I’ve been thinking about this phrase a lot lately in reference to the liturgical seasons. It’s beautiful how the Church’s new year begins in Advent, long before the secular New Year occurs. It is also comforting, because as Catholics we are called to use this time wisely. During Advent, we are called and encouraged to embrace the season of preparation for the gift of Christ’s coming at Christmas. As mothers, we encourage our children to prepare their hearts and souls for this gift, and this season of preparation becomes an integral part of the gift that they will receive. In fact, we all need this gift of preparation, especially (in my life) to avoid getting caught up in comparisons with other families—those with picture-perfect photos and activities.
At Christmas, we celebrate the wonderful, amazing, seemingly impossible gift of our God taking on human flesh for us. Of course, we all have faults or shortcomings we still recognize in ourselves, but we put those aside for now in order to celebrate. I’ve maintained for years that one of the great things about being Catholic is that there is a Christmas season, not just a day. We don’t need to feel the pressure of getting cards out or getting everything done by Dec. 25th because the Church has set aside two weeks to celebrate—from December 25th to about January 6th. Christ keeps giving himself, and we have ample opportunity to embrace that gift.

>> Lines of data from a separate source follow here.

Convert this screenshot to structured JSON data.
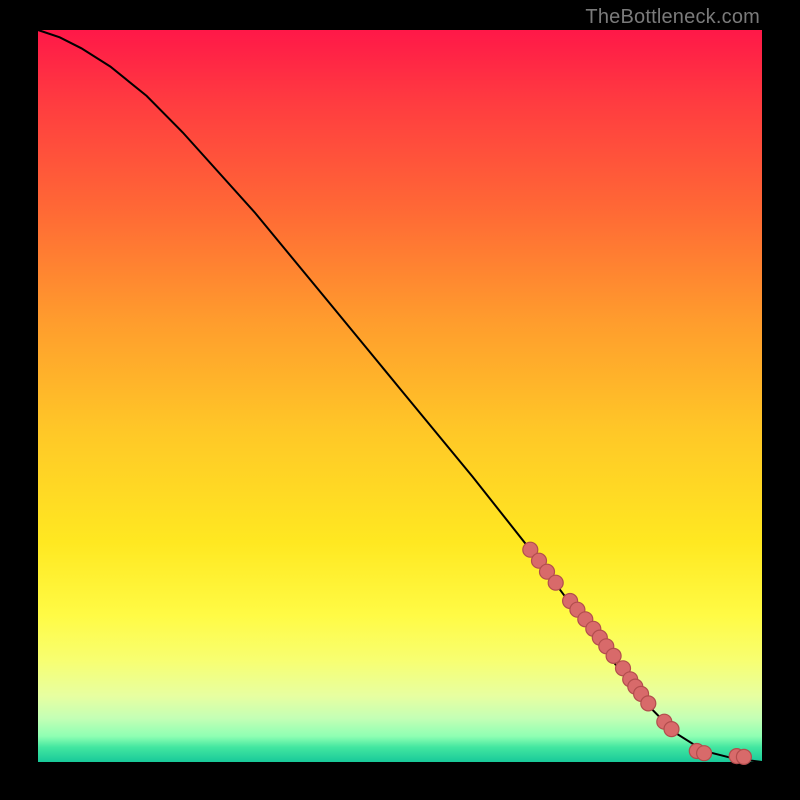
{
  "attribution": "TheBottleneck.com",
  "colors": {
    "point_fill": "#d86a6a",
    "point_stroke": "#b24d4d",
    "curve": "#000000",
    "frame": "#000000"
  },
  "chart_data": {
    "type": "line",
    "title": "",
    "xlabel": "",
    "ylabel": "",
    "xlim": [
      0,
      100
    ],
    "ylim": [
      0,
      100
    ],
    "curve": {
      "x": [
        0,
        3,
        6,
        10,
        15,
        20,
        30,
        40,
        50,
        60,
        68,
        74,
        80,
        84,
        88,
        92,
        96,
        100
      ],
      "y": [
        100,
        99,
        97.5,
        95,
        91,
        86,
        75,
        63,
        51,
        39,
        29,
        21,
        13,
        8,
        4,
        1.5,
        0.5,
        0
      ]
    },
    "series": [
      {
        "name": "points",
        "x": [
          68.0,
          69.2,
          70.3,
          71.5,
          73.5,
          74.5,
          75.6,
          76.7,
          77.6,
          78.5,
          79.5,
          80.8,
          81.8,
          82.5,
          83.3,
          84.3,
          86.5,
          87.5,
          91.0,
          92.0,
          96.5,
          97.5
        ],
        "y": [
          29.0,
          27.5,
          26.0,
          24.5,
          22.0,
          20.8,
          19.5,
          18.2,
          17.0,
          15.8,
          14.5,
          12.8,
          11.3,
          10.3,
          9.3,
          8.0,
          5.5,
          4.5,
          1.5,
          1.2,
          0.8,
          0.7
        ]
      }
    ]
  }
}
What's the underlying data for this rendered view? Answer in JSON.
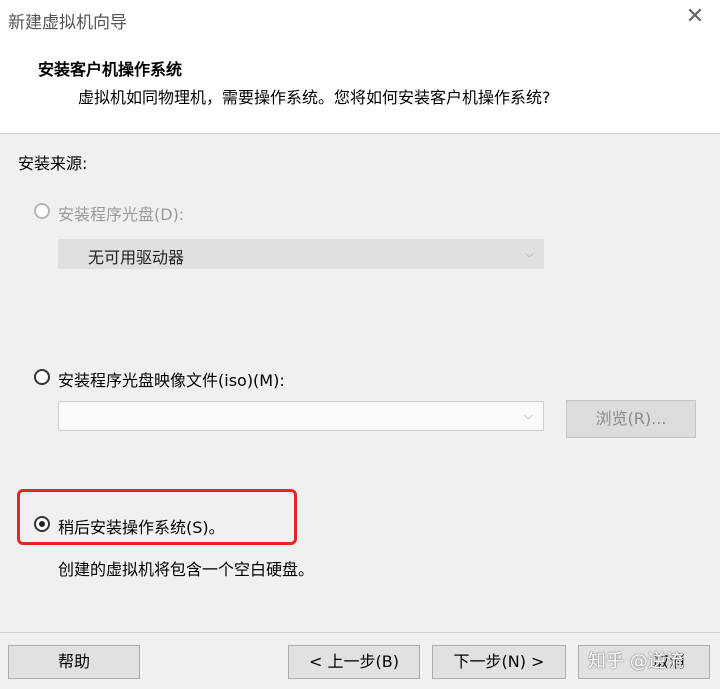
{
  "window": {
    "title": "新建虚拟机向导",
    "close_glyph": "✕"
  },
  "header": {
    "title": "安装客户机操作系统",
    "subtitle": "虚拟机如同物理机，需要操作系统。您将如何安装客户机操作系统?"
  },
  "source_label": "安装来源:",
  "options": {
    "disc": {
      "label": "安装程序光盘(D):",
      "selected": false,
      "enabled": false,
      "dropdown_value": "无可用驱动器"
    },
    "iso": {
      "label": "安装程序光盘映像文件(iso)(M):",
      "selected": false,
      "enabled": true,
      "dropdown_value": "",
      "browse_label": "浏览(R)..."
    },
    "later": {
      "label": "稍后安装操作系统(S)。",
      "selected": true,
      "enabled": true,
      "description": "创建的虚拟机将包含一个空白硬盘。"
    }
  },
  "footer": {
    "help_label": "帮助",
    "back_label": "< 上一步(B)",
    "next_label": "下一步(N) >",
    "cancel_label": "取消"
  },
  "watermark": "知乎 @逆流",
  "colors": {
    "highlight": "#e32727",
    "window_bg": "#f0f0f0",
    "header_bg": "#ffffff"
  }
}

During this season, we also celebrate the Feast of the Holy Family, when we focus on the unity of mind and heart among Jesus, Mary, and Joseph. And how fitting it is that to close the octave of Christmas, we celebrate the Feast of Mary the Mother of God. We recognize with thanksgiving the great gift she has given us—the gift of our savior—the gift of God among us.

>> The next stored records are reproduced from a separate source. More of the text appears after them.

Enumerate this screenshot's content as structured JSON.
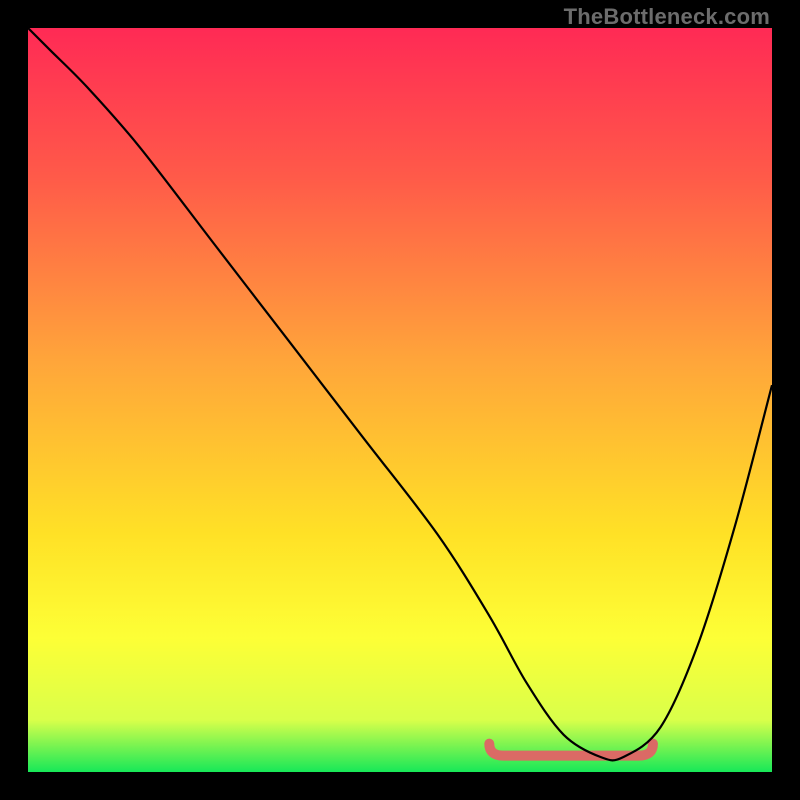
{
  "watermark": "TheBottleneck.com",
  "chart_data": {
    "type": "line",
    "title": "",
    "xlabel": "",
    "ylabel": "",
    "xlim": [
      0,
      100
    ],
    "ylim": [
      0,
      100
    ],
    "background_gradient": {
      "stops": [
        {
          "offset": 0.0,
          "color": "#ff2a55"
        },
        {
          "offset": 0.2,
          "color": "#ff5a49"
        },
        {
          "offset": 0.45,
          "color": "#ffa63a"
        },
        {
          "offset": 0.68,
          "color": "#ffe126"
        },
        {
          "offset": 0.82,
          "color": "#fdff36"
        },
        {
          "offset": 0.93,
          "color": "#d9ff4a"
        },
        {
          "offset": 1.0,
          "color": "#17e858"
        }
      ]
    },
    "series": [
      {
        "name": "bottleneck-curve",
        "color": "#000000",
        "width": 2.2,
        "x": [
          0,
          3,
          8,
          15,
          25,
          35,
          45,
          55,
          62,
          67,
          72,
          77,
          80,
          85,
          90,
          95,
          100
        ],
        "values": [
          100,
          97,
          92,
          84,
          71,
          58,
          45,
          32,
          21,
          12,
          5,
          2,
          2,
          6,
          17,
          33,
          52
        ]
      }
    ],
    "highlight_band": {
      "name": "optimal-range",
      "color": "#db6a65",
      "width": 10,
      "x_start": 62,
      "x_end": 84,
      "y_level": 2.2
    }
  }
}
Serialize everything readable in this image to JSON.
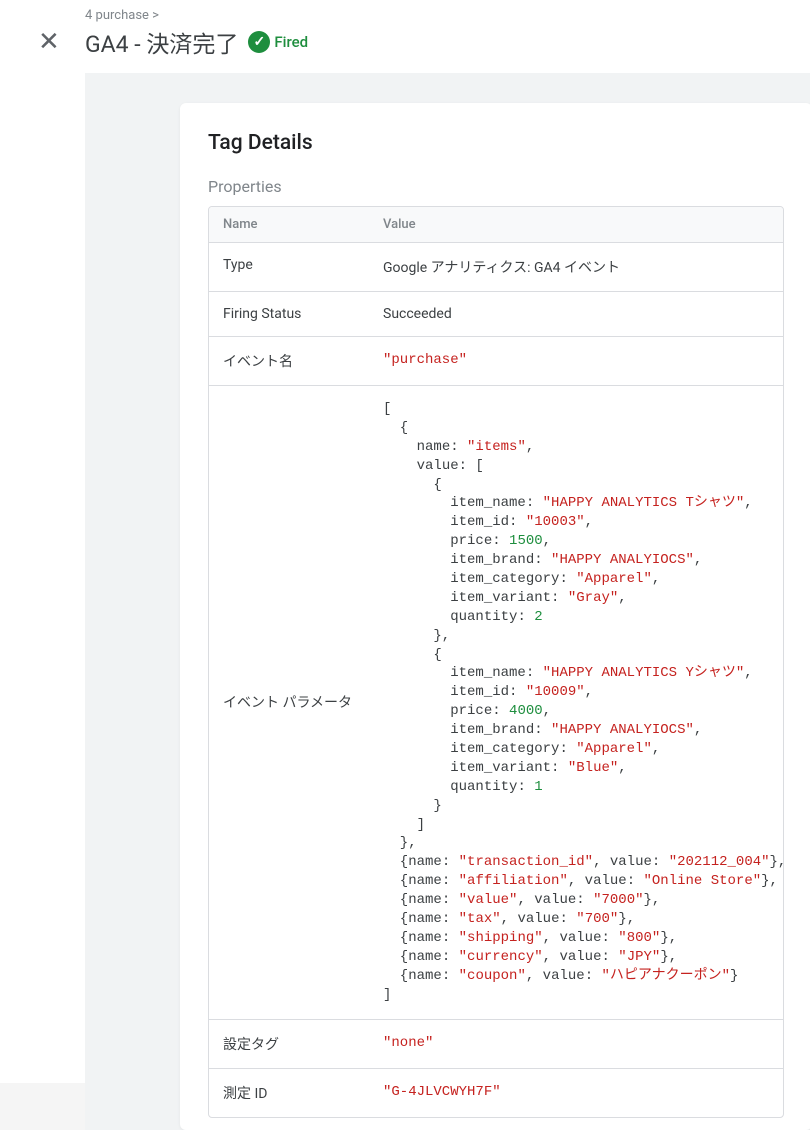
{
  "breadcrumb": "4 purchase >",
  "title": "GA4 - 決済完了",
  "fired_label": "Fired",
  "card_title": "Tag Details",
  "section_title": "Properties",
  "table_head_name": "Name",
  "table_head_value": "Value",
  "rows": {
    "type": {
      "name": "Type",
      "value": "Google アナリティクス: GA4 イベント"
    },
    "firing_status": {
      "name": "Firing Status",
      "value": "Succeeded"
    },
    "event_name": {
      "name": "イベント名",
      "value": "\"purchase\""
    },
    "event_params": {
      "name": "イベント パラメータ"
    },
    "config_tag": {
      "name": "設定タグ",
      "value": "\"none\""
    },
    "measurement_id": {
      "name": "測定 ID",
      "value": "\"G-4JLVCWYH7F\""
    }
  },
  "event_params_data": {
    "items": [
      {
        "item_name": "HAPPY ANALYTICS Tシャツ",
        "item_id": "10003",
        "price": 1500,
        "item_brand": "HAPPY ANALYIOCS",
        "item_category": "Apparel",
        "item_variant": "Gray",
        "quantity": 2
      },
      {
        "item_name": "HAPPY ANALYTICS Yシャツ",
        "item_id": "10009",
        "price": 4000,
        "item_brand": "HAPPY ANALYIOCS",
        "item_category": "Apparel",
        "item_variant": "Blue",
        "quantity": 1
      }
    ],
    "extras": [
      {
        "name": "transaction_id",
        "value_str": "202112_004"
      },
      {
        "name": "affiliation",
        "value_str": "Online Store"
      },
      {
        "name": "value",
        "value_str": "7000"
      },
      {
        "name": "tax",
        "value_str": "700"
      },
      {
        "name": "shipping",
        "value_str": "800"
      },
      {
        "name": "currency",
        "value_str": "JPY"
      },
      {
        "name": "coupon",
        "value_str": "ハピアナクーポン"
      }
    ]
  }
}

The amazing gift comes down to attempting to achieve the ultimate gift we could receive: the gift of heaven – eternal joy in God’s presence. Achieving heaven is not a goal we can reach on our own. God gives us chances over and over to be purified in Christ—to receive the sacraments, to meditate on the Scriptures, to minister to those in need, and all the other ways to grow in holiness. He keeps giving of himself in order to help us grow. When we think we have reached the end of our rope—that there’s no living up to the comparisons we make, or we have so much regret for things we wish we would have done or wouldn’t have done—that’s when “something’s gotta give.” That “some-thing” is actually “some-one”—and his giving to us never ends.